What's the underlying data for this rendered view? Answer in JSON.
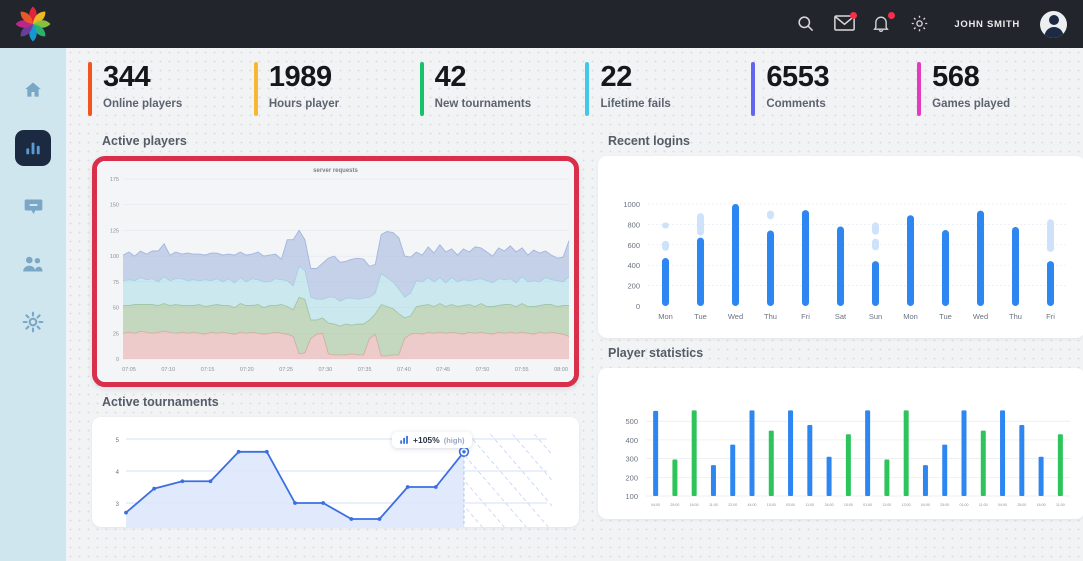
{
  "app": {
    "logo_name": "flower-logo",
    "logo_colors": [
      "#e8243c",
      "#f4c020",
      "#8dc63f",
      "#2bb673",
      "#1b9ad6",
      "#6b3fa0",
      "#c2268f",
      "#f05a28"
    ]
  },
  "topbar": {
    "icons": [
      {
        "name": "search-icon",
        "badge": false
      },
      {
        "name": "mail-icon",
        "badge": true
      },
      {
        "name": "bell-icon",
        "badge": true
      },
      {
        "name": "gear-icon",
        "badge": false
      }
    ],
    "user_name": "JOHN SMITH",
    "avatar_name": "user-avatar",
    "badge_color": "#f2314a",
    "background": "#22252b"
  },
  "sidebar": {
    "background": "#cfe6ef",
    "items": [
      {
        "name": "sidebar-item-home",
        "icon": "home-icon",
        "active": false
      },
      {
        "name": "sidebar-item-analytics",
        "icon": "bar-chart-icon",
        "active": true
      },
      {
        "name": "sidebar-item-messages",
        "icon": "chat-bubble-icon",
        "active": false
      },
      {
        "name": "sidebar-item-users",
        "icon": "users-icon",
        "active": false
      },
      {
        "name": "sidebar-item-settings",
        "icon": "gear-icon",
        "active": false
      }
    ]
  },
  "stats": [
    {
      "value": "344",
      "label": "Online players",
      "color": "#f4541f"
    },
    {
      "value": "1989",
      "label": "Hours player",
      "color": "#f7b733"
    },
    {
      "value": "42",
      "label": "New tournaments",
      "color": "#17c26a"
    },
    {
      "value": "22",
      "label": "Lifetime fails",
      "color": "#45c8e8"
    },
    {
      "value": "6553",
      "label": "Comments",
      "color": "#6366f1"
    },
    {
      "value": "568",
      "label": "Games played",
      "color": "#e839c5"
    }
  ],
  "panels": {
    "active_players": {
      "title": "Active players",
      "highlighted": true,
      "highlight_color": "#d8304a"
    },
    "active_tournaments": {
      "title": "Active tournaments"
    },
    "recent_logins": {
      "title": "Recent logins"
    },
    "player_statistics": {
      "title": "Player statistics"
    }
  },
  "chart_data": [
    {
      "id": "active-players-chart",
      "type": "area",
      "title": "server requests",
      "xlabel": "",
      "ylabel": "",
      "ylim": [
        0,
        175
      ],
      "yticks": [
        0,
        25,
        50,
        75,
        100,
        125,
        150,
        175
      ],
      "grid": true,
      "legend": "none",
      "x": [
        "07:05",
        "07:10",
        "07:15",
        "07:20",
        "07:25",
        "07:30",
        "07:35",
        "07:40",
        "07:45",
        "07:50",
        "07:55",
        "08:00"
      ],
      "stacked": true,
      "series": [
        {
          "name": "tier-1",
          "color": "#e8a7a7",
          "values": [
            25,
            26,
            25,
            27,
            26,
            25,
            26,
            27,
            26,
            25,
            26,
            25,
            26,
            25,
            24,
            26,
            25,
            26,
            25,
            24,
            26,
            25,
            26,
            25,
            24,
            25,
            26,
            25,
            24,
            22,
            5,
            6,
            20,
            24,
            25,
            5,
            4,
            4,
            4,
            5,
            4,
            4,
            20,
            24,
            3,
            3,
            4,
            4,
            20,
            24,
            25,
            24,
            26,
            25,
            26,
            25,
            26,
            25,
            24,
            26,
            25,
            26,
            25,
            24,
            26,
            25,
            26,
            25,
            26,
            25,
            24,
            26,
            25,
            26,
            25,
            24,
            22
          ]
        },
        {
          "name": "tier-2",
          "color": "#9bbf8f",
          "values": [
            27,
            26,
            28,
            26,
            27,
            28,
            26,
            27,
            26,
            28,
            26,
            27,
            26,
            28,
            27,
            26,
            28,
            26,
            27,
            26,
            28,
            27,
            26,
            28,
            26,
            27,
            26,
            28,
            27,
            26,
            55,
            52,
            18,
            14,
            15,
            30,
            30,
            28,
            30,
            28,
            30,
            30,
            18,
            20,
            50,
            48,
            45,
            40,
            20,
            18,
            26,
            28,
            27,
            26,
            28,
            26,
            27,
            26,
            28,
            27,
            26,
            28,
            26,
            27,
            26,
            28,
            27,
            26,
            28,
            26,
            27,
            26,
            28,
            27,
            26,
            28,
            30
          ]
        },
        {
          "name": "tier-3",
          "color": "#a8dce8",
          "values": [
            24,
            25,
            23,
            26,
            24,
            25,
            23,
            26,
            24,
            25,
            26,
            24,
            25,
            23,
            26,
            24,
            25,
            23,
            26,
            24,
            25,
            23,
            26,
            24,
            25,
            23,
            26,
            24,
            25,
            23,
            30,
            28,
            22,
            20,
            18,
            25,
            26,
            24,
            25,
            26,
            24,
            25,
            22,
            20,
            30,
            28,
            26,
            24,
            20,
            22,
            25,
            23,
            26,
            24,
            25,
            23,
            26,
            24,
            25,
            23,
            26,
            24,
            25,
            23,
            26,
            24,
            25,
            23,
            26,
            24,
            25,
            23,
            26,
            24,
            25,
            23,
            28
          ]
        },
        {
          "name": "tier-4",
          "color": "#9fb3dd",
          "values": [
            25,
            27,
            24,
            26,
            25,
            27,
            30,
            32,
            25,
            26,
            24,
            27,
            25,
            26,
            24,
            27,
            25,
            26,
            24,
            27,
            25,
            26,
            24,
            27,
            25,
            26,
            24,
            20,
            40,
            45,
            35,
            30,
            28,
            30,
            35,
            38,
            40,
            38,
            36,
            38,
            40,
            38,
            30,
            28,
            38,
            45,
            48,
            50,
            40,
            35,
            28,
            26,
            30,
            28,
            32,
            30,
            28,
            26,
            30,
            28,
            32,
            30,
            28,
            26,
            30,
            28,
            32,
            30,
            28,
            26,
            30,
            28,
            26,
            24,
            22,
            24,
            35
          ]
        }
      ]
    },
    {
      "id": "active-tournaments-chart",
      "type": "line",
      "title": "",
      "xlabel": "",
      "ylabel": "",
      "ylim": [
        2,
        5
      ],
      "yticks": [
        3,
        4,
        5
      ],
      "grid": true,
      "legend": "none",
      "annotation": {
        "value": "+105%",
        "note": "(high)",
        "icon": "bar-chart-icon"
      },
      "values": [
        2.7,
        3.45,
        3.68,
        3.68,
        4.6,
        4.6,
        3.0,
        3.0,
        2.5,
        2.5,
        3.5,
        3.5,
        4.6
      ],
      "forecast_region": true
    },
    {
      "id": "recent-logins-chart",
      "type": "bar",
      "title": "",
      "xlabel": "",
      "ylabel": "",
      "ylim": [
        0,
        1000
      ],
      "yticks": [
        0,
        200,
        400,
        600,
        800,
        1000
      ],
      "grid": true,
      "legend": "none",
      "bar_color": "#2e86f0",
      "ghost_color": "#cfe2fb",
      "categories": [
        "Mon",
        "Tue",
        "Wed",
        "Thu",
        "Fri",
        "Sat",
        "Sun",
        "Mon",
        "Tue",
        "Wed",
        "Thu",
        "Fri"
      ],
      "values": [
        470,
        670,
        1000,
        740,
        940,
        780,
        440,
        890,
        745,
        935,
        775,
        440
      ],
      "ghost_segments": [
        [
          [
            540,
            640
          ],
          [
            760,
            820
          ]
        ],
        [
          [
            690,
            910
          ]
        ],
        [],
        [
          [
            850,
            935
          ]
        ],
        [],
        [],
        [
          [
            545,
            660
          ],
          [
            700,
            820
          ]
        ],
        [],
        [],
        [],
        [],
        [
          [
            530,
            850
          ]
        ]
      ]
    },
    {
      "id": "player-statistics-chart",
      "type": "bar",
      "title": "",
      "xlabel": "",
      "ylabel": "",
      "ylim": [
        100,
        560
      ],
      "yticks": [
        100,
        200,
        300,
        400,
        500
      ],
      "grid": true,
      "legend": "none",
      "colors": {
        "blue": "#2e86f0",
        "green": "#2ec45c"
      },
      "categories": [
        "04:00",
        "25:00",
        "16:00",
        "11:00",
        "22:00",
        "44:00",
        "15:00",
        "03:00",
        "11:00",
        "34:00",
        "15:00",
        "01:00",
        "11:00",
        "13:00",
        "04:00",
        "25:00",
        "01:00",
        "11:00"
      ],
      "values": [
        555,
        295,
        558,
        265,
        375,
        558,
        450,
        558,
        480,
        310,
        430,
        558,
        295,
        558,
        265,
        375,
        558,
        450,
        558,
        480,
        310,
        430
      ],
      "series": [
        {
          "name": "group-blue",
          "color": "#2e86f0"
        },
        {
          "name": "group-green",
          "color": "#2ec45c"
        }
      ],
      "bars": [
        {
          "v": 555,
          "c": "blue"
        },
        {
          "v": 295,
          "c": "green"
        },
        {
          "v": 558,
          "c": "green"
        },
        {
          "v": 265,
          "c": "blue"
        },
        {
          "v": 375,
          "c": "blue"
        },
        {
          "v": 558,
          "c": "blue"
        },
        {
          "v": 450,
          "c": "green"
        },
        {
          "v": 558,
          "c": "blue"
        },
        {
          "v": 480,
          "c": "blue"
        },
        {
          "v": 310,
          "c": "blue"
        },
        {
          "v": 430,
          "c": "green"
        },
        {
          "v": 558,
          "c": "blue"
        },
        {
          "v": 295,
          "c": "green"
        },
        {
          "v": 558,
          "c": "green"
        },
        {
          "v": 265,
          "c": "blue"
        },
        {
          "v": 375,
          "c": "blue"
        },
        {
          "v": 558,
          "c": "blue"
        },
        {
          "v": 450,
          "c": "green"
        },
        {
          "v": 558,
          "c": "blue"
        },
        {
          "v": 480,
          "c": "blue"
        },
        {
          "v": 310,
          "c": "blue"
        },
        {
          "v": 430,
          "c": "green"
        }
      ]
    }
  ]
}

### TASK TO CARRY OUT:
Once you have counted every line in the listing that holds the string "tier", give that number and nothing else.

### RESPONSE AREA:
4